● DATA SHOWN

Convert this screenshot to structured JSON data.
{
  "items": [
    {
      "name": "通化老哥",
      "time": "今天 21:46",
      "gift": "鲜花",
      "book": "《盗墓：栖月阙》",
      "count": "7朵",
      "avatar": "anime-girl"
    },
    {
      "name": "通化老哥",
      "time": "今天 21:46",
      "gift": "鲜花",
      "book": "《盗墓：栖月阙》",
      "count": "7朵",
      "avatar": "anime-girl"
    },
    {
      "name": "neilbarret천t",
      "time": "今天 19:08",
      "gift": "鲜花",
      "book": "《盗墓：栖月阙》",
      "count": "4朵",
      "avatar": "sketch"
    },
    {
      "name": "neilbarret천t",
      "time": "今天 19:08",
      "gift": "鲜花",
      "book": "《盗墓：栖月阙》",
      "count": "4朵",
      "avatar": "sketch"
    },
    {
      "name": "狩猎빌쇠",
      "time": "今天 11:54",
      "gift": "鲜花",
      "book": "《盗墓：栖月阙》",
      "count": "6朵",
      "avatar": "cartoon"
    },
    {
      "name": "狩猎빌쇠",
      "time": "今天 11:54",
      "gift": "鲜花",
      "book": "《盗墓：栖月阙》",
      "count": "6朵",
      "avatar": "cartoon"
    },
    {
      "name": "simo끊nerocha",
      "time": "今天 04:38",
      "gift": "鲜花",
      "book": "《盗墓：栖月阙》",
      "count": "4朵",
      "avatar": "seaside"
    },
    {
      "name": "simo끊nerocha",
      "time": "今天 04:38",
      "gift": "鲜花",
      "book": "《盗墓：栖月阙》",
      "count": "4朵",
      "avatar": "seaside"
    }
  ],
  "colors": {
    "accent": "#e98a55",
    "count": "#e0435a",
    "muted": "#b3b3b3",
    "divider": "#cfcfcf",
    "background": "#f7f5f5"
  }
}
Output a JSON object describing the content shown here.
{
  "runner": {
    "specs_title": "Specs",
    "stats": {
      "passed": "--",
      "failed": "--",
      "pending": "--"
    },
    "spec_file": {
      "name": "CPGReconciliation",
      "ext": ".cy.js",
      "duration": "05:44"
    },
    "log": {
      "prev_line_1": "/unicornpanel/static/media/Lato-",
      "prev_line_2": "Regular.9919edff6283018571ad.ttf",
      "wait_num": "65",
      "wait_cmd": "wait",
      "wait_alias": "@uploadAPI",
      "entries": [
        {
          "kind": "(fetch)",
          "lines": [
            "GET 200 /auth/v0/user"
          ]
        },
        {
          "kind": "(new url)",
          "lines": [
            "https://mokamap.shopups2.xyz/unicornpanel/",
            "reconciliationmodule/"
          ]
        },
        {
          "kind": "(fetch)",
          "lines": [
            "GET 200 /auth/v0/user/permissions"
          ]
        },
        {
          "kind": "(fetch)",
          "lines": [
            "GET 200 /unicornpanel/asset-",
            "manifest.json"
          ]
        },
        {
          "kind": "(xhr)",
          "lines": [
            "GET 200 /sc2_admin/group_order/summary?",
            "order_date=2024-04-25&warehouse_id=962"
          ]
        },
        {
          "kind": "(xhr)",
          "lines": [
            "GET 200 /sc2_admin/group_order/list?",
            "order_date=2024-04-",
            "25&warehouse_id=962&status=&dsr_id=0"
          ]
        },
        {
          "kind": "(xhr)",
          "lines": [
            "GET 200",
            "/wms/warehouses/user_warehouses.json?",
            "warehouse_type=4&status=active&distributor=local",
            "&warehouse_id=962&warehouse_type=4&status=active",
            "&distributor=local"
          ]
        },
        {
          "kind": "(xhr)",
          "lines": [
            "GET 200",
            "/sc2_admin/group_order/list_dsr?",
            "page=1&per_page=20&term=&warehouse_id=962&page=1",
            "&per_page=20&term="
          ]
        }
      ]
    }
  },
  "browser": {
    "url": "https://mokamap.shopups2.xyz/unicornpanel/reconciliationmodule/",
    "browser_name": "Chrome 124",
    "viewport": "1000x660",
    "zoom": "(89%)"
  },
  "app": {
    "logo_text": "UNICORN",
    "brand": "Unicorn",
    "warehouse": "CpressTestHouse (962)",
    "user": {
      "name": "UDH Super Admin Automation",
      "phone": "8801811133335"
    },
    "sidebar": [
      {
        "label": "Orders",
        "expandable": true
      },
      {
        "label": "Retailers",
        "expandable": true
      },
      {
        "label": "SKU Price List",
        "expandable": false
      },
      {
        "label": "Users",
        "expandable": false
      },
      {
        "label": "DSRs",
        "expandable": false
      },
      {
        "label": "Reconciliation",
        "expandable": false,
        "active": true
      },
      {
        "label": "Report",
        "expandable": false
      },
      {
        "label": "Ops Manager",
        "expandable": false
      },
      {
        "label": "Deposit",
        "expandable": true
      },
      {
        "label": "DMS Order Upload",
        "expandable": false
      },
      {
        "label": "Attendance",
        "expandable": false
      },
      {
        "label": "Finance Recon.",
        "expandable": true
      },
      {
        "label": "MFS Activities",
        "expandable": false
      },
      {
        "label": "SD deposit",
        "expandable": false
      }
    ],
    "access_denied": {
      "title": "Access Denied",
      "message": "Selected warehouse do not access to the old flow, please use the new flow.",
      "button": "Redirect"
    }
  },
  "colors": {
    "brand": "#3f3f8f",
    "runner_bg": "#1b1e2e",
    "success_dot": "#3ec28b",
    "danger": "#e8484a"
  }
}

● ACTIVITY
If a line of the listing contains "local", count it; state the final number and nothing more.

● EXERCISE OUTPUT
2